This past week, William Donohue, the head of the rightwing Catholic League, said in an interview by Katie Couric on NBC’s Today show, said, the church had “a homosexual scandal, not a pedophilia scandal” and that “homosexuals” were responsible for the crisis. Neil G. Giuliano, a former Republican mayor of Tempe, Arizona and the new president of the Gay and Lesbian Alliance Against Defamation, said in a release, “William Donohue’s attacks are baseless, defamatory, calculated to fuel anti-gay sentiment—and, unfortunately, exactly what people have come to expect from him. The real question here is why, knowing all this, NBC would still allow itself to be used to promote Donohue’s malicious smear tactics.”


Progress in Jersey City

The City Council in Jersey City voted 8-0 to allow employees in a same-sex couple to pass their pension benefits on to a “significant other,” the Jersey Journal reported. Walt Boraczek of the Jersey City Lesbian and Gay Outreach told the newspaper, “We’re thrilled.” But he added, “Equality will never be achieved one right at a time,” emphasizing that gay relationships need “the equivalent status of marriage.”


Tipping Point Theory and Gay Marriage

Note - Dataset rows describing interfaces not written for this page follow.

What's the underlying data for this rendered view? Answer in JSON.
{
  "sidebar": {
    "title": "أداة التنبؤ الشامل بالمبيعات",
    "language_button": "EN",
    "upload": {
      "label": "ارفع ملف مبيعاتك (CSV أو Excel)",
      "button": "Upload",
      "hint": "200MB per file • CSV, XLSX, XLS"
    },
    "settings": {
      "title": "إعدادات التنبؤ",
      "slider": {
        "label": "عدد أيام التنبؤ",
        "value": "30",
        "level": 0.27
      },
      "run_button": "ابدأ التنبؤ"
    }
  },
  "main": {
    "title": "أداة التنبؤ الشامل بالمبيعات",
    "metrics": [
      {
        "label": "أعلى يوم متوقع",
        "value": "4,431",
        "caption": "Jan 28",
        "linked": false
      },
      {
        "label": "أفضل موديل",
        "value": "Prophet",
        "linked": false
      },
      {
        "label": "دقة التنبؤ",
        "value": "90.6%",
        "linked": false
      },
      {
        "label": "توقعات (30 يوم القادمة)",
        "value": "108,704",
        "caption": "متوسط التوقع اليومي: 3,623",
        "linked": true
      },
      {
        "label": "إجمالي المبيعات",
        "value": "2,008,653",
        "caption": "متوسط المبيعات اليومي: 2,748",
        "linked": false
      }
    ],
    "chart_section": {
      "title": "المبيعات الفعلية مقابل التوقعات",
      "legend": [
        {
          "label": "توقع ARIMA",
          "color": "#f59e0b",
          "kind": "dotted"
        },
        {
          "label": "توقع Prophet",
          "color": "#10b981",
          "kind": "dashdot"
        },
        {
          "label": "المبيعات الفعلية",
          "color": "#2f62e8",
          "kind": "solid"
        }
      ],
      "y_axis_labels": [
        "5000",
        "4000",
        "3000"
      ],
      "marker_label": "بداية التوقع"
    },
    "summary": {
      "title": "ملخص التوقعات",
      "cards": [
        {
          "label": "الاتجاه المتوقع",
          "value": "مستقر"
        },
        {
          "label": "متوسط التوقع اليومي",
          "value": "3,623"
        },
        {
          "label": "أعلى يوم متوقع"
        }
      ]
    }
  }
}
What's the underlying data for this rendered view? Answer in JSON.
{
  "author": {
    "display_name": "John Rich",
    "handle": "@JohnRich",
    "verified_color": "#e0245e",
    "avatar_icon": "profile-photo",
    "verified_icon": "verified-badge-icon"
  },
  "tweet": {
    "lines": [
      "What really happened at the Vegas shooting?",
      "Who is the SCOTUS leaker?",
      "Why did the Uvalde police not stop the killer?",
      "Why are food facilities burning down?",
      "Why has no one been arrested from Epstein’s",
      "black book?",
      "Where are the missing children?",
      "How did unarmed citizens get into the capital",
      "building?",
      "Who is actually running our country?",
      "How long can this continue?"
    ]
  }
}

The National Gay and Lesbian Task Force’s Creating Change conference in Oakland, California November 9-13 is being headlined by best-selling author Malcolm Gladwell, who will address what constitutes the “tipping point” for marriage equality in the U.S. Gladwell wrote a book on the subject of how ideas spread, gain a critical mass of popular acceptance, and reach a tipping point. For more information on the conference, go to


Tab Hunter Praises “Divine Law” against Gays

Faded film star Tab Hunter talks some about his closeted gay life in Hollywood in his new book. But talking with PlanetOut he makes clear that he is no gay activist. Asked why he doesn’t think people like him should be able to marry same-sex partners, he said, “I don’t think it’s up to us. There’s a divine law, a law of the state, a law of the country, and whatever those laws are I think we should abide by.” Hunter did not address how he handled the sodomy laws in force during his heyday.


Rapid Home Test for HIV

For years, the AIDS establishment resisted a home-test for HIV because users would not necessarily have the benefit of counseling and education. Home tests that were sent to labs for results have been available for years. Now the FDA has agreed to consider letting a Pennsylvania company produce the OraQuick Advance Rapid HIV Antibody Test for home use, which now is sold to doctors for $12 to $17 a pop, The New York Times reported. The company said it will include referrals to HIV information and counseling with the test.

“It’s better than nothing,” Gregg Gonsalvez of GMHC told the newspaper, “but it’s not a magic bullet.”


Why Boy George Called the Cops

George O’Dowd aka Boy George faces 15 years for possession of cocaine in his Manhattan apartment. The cops discovered the stash after O’Dowd called them in to protect him from a hustler who was trying to rob him, the New York Post reported. The story alleges that Kyoko Nagami, a “friend” of O’Dowd’s, flipped on him and told police there was “a lot more” cocaine in his bedroom. O’Dowd’s lawyer has said the drugs did not belong to the singer.